- **WHAT TO PRODUCE**: Please give the data again in full, precisely as it is written.
--- ENTRIES PROVIDED ---
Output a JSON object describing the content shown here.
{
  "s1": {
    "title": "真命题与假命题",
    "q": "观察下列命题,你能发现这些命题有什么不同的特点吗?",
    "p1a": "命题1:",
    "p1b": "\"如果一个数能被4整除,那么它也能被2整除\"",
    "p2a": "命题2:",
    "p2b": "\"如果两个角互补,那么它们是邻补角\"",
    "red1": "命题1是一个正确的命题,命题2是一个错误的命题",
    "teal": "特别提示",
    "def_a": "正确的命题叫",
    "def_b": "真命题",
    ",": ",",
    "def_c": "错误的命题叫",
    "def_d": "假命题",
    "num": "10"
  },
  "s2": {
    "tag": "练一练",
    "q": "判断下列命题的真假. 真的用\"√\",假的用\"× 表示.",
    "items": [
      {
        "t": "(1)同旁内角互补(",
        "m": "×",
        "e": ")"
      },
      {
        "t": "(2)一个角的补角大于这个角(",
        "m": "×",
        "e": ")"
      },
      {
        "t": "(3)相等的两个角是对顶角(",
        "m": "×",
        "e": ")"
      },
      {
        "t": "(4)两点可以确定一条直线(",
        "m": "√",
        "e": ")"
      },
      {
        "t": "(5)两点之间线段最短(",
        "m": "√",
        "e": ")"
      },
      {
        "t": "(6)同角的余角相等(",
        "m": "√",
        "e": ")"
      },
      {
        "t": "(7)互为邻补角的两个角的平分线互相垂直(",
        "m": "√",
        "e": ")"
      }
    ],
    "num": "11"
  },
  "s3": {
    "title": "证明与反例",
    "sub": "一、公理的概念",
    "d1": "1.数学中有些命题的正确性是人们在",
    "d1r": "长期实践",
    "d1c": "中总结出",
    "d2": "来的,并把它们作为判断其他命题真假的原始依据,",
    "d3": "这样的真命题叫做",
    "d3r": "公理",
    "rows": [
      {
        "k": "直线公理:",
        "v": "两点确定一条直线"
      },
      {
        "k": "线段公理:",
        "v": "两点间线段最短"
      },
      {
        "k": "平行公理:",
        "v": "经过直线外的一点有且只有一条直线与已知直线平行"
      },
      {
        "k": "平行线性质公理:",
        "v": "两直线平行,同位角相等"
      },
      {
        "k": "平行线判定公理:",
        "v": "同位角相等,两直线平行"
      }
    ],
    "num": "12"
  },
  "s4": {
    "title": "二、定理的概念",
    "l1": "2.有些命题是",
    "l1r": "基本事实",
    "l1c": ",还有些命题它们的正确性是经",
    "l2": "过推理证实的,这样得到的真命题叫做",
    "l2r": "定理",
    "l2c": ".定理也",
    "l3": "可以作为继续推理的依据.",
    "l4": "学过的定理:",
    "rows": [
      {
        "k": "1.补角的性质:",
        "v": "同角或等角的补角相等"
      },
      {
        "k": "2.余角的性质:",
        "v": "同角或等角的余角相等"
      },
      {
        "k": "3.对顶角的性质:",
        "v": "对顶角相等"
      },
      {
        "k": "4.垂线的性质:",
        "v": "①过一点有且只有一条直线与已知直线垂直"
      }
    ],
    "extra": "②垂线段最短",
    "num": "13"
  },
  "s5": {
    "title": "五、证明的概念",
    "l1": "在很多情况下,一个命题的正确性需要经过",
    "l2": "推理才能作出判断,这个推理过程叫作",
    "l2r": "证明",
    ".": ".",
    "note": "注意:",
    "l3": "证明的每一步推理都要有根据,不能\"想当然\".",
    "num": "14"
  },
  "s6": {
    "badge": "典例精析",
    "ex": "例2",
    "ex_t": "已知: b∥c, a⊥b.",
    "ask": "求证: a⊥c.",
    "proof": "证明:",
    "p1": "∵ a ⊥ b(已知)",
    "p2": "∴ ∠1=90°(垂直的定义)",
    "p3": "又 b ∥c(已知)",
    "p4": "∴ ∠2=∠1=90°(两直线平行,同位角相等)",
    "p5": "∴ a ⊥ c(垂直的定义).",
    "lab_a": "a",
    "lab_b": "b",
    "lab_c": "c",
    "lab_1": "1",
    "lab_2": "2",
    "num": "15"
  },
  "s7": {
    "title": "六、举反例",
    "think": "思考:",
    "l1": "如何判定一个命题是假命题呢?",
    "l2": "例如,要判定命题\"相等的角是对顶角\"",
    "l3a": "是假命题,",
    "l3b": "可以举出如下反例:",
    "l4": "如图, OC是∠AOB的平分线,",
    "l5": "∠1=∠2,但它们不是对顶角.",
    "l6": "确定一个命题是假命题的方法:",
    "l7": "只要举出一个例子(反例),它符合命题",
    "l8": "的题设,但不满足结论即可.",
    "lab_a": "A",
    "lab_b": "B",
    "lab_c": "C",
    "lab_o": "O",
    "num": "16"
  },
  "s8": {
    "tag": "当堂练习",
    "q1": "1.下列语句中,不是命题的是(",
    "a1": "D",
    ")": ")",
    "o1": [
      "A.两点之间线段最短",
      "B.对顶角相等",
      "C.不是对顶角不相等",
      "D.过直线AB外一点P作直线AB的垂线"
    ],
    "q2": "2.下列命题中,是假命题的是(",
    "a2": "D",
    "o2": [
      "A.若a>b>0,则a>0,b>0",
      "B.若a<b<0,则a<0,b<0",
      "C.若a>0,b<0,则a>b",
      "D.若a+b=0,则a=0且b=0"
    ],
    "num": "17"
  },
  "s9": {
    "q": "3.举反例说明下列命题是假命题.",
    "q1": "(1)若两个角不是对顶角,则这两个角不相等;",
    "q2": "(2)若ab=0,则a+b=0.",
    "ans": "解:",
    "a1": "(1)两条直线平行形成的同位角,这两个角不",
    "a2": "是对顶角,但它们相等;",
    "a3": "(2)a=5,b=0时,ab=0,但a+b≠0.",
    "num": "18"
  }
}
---
- **ANSWER SPACE**:
Output a JSON object describing the content shown here.
{
  "s1": {
    "title": "真命题与假命题",
    "q": "观察下列命题,你能发现这些命题有什么不同的特点吗?",
    "p1a": "命题1:",
    "p1b": "\"如果一个数能被4整除,那么它也能被2整除\"",
    "p2a": "命题2:",
    "p2b": "\"如果两个角互补,那么它们是邻补角\"",
    "red1": "命题1是一个正确的命题,命题2是一个错误的命题",
    "teal": "特别提示",
    "def_a": "正确的命题叫",
    "def_b": "真命题",
    ",": ",",
    "def_c": "错误的命题叫",
    "def_d": "假命题",
    "num": "10"
  },
  "s2": {
    "tag": "练一练",
    "q": "判断下列命题的真假. 真的用\"√\",假的用\"× 表示.",
    "items": [
      {
        "t": "(1)同旁内角互补(",
        "m": "×",
        "e": ")"
      },
      {
        "t": "(2)一个角的补角大于这个角(",
        "m": "×",
        "e": ")"
      },
      {
        "t": "(3)相等的两个角是对顶角(",
        "m": "×",
        "e": ")"
      },
      {
        "t": "(4)两点可以确定一条直线(",
        "m": "√",
        "e": ")"
      },
      {
        "t": "(5)两点之间线段最短(",
        "m": "√",
        "e": ")"
      },
      {
        "t": "(6)同角的余角相等(",
        "m": "√",
        "e": ")"
      },
      {
        "t": "(7)互为邻补角的两个角的平分线互相垂直(",
        "m": "√",
        "e": ")"
      }
    ],
    "num": "11"
  },
  "s3": {
    "title": "证明与反例",
    "sub": "一、公理的概念",
    "d1": "1.数学中有些命题的正确性是人们在",
    "d1r": "长期实践",
    "d1c": "中总结出",
    "d2": "来的,并把它们作为判断其他命题真假的原始依据,",
    "d3": "这样的真命题叫做",
    "d3r": "公理",
    "rows": [
      {
        "k": "直线公理:",
        "v": "两点确定一条直线"
      },
      {
        "k": "线段公理:",
        "v": "两点间线段最短"
      },
      {
        "k": "平行公理:",
        "v": "经过直线外的一点有且只有一条直线与已知直线平行"
      },
      {
        "k": "平行线性质公理:",
        "v": "两直线平行,同位角相等"
      },
      {
        "k": "平行线判定公理:",
        "v": "同位角相等,两直线平行"
      }
    ],
    "num": "12"
  },
  "s4": {
    "title": "二、定理的概念",
    "l1": "2.有些命题是",
    "l1r": "基本事实",
    "l1c": ",还有些命题它们的正确性是经",
    "l2": "过推理证实的,这样得到的真命题叫做",
    "l2r": "定理",
    "l2c": ".定理也",
    "l3": "可以作为继续推理的依据.",
    "l4": "学过的定理:",
    "rows": [
      {
        "k": "1.补角的性质:",
        "v": "同角或等角的补角相等"
      },
      {
        "k": "2.余角的性质:",
        "v": "同角或等角的余角相等"
      },
      {
        "k": "3.对顶角的性质:",
        "v": "对顶角相等"
      },
      {
        "k": "4.垂线的性质:",
        "v": "①过一点有且只有一条直线与已知直线垂直"
      }
    ],
    "extra": "②垂线段最短",
    "num": "13"
  },
  "s5": {
    "title": "五、证明的概念",
    "l1": "在很多情况下,一个命题的正确性需要经过",
    "l2": "推理才能作出判断,这个推理过程叫作",
    "l2r": "证明",
    ".": ".",
    "note": "注意:",
    "l3": "证明的每一步推理都要有根据,不能\"想当然\".",
    "num": "14"
  },
  "s6": {
    "badge": "典例精析",
    "ex": "例2",
    "ex_t": "已知: b∥c, a⊥b.",
    "ask": "求证: a⊥c.",
    "proof": "证明:",
    "p1": "∵ a ⊥ b(已知)",
    "p2": "∴ ∠1=90°(垂直的定义)",
    "p3": "又 b ∥c(已知)",
    "p4": "∴ ∠2=∠1=90°(两直线平行,同位角相等)",
    "p5": "∴ a ⊥ c(垂直的定义).",
    "lab_a": "a",
    "lab_b": "b",
    "lab_c": "c",
    "lab_1": "1",
    "lab_2": "2",
    "num": "15"
  },
  "s7": {
    "title": "六、举反例",
    "think": "思考:",
    "l1": "如何判定一个命题是假命题呢?",
    "l2": "例如,要判定命题\"相等的角是对顶角\"",
    "l3a": "是假命题,",
    "l3b": "可以举出如下反例:",
    "l4": "如图, OC是∠AOB的平分线,",
    "l5": "∠1=∠2,但它们不是对顶角.",
    "l6": "确定一个命题是假命题的方法:",
    "l7": "只要举出一个例子(反例),它符合命题",
    "l8": "的题设,但不满足结论即可.",
    "lab_a": "A",
    "lab_b": "B",
    "lab_c": "C",
    "lab_o": "O",
    "num": "16"
  },
  "s8": {
    "tag": "当堂练习",
    "q1": "1.下列语句中,不是命题的是(",
    "a1": "D",
    ")": ")",
    "o1": [
      "A.两点之间线段最短",
      "B.对顶角相等",
      "C.不是对顶角不相等",
      "D.过直线AB外一点P作直线AB的垂线"
    ],
    "q2": "2.下列命题中,是假命题的是(",
    "a2": "D",
    "o2": [
      "A.若a>b>0,则a>0,b>0",
      "B.若a<b<0,则a<0,b<0",
      "C.若a>0,b<0,则a>b",
      "D.若a+b=0,则a=0且b=0"
    ],
    "num": "17"
  },
  "s9": {
    "q": "3.举反例说明下列命题是假命题.",
    "q1": "(1)若两个角不是对顶角,则这两个角不相等;",
    "q2": "(2)若ab=0,则a+b=0.",
    "ans": "解:",
    "a1": "(1)两条直线平行形成的同位角,这两个角不",
    "a2": "是对顶角,但它们相等;",
    "a3": "(2)a=5,b=0时,ab=0,但a+b≠0.",
    "num": "18"
  }
}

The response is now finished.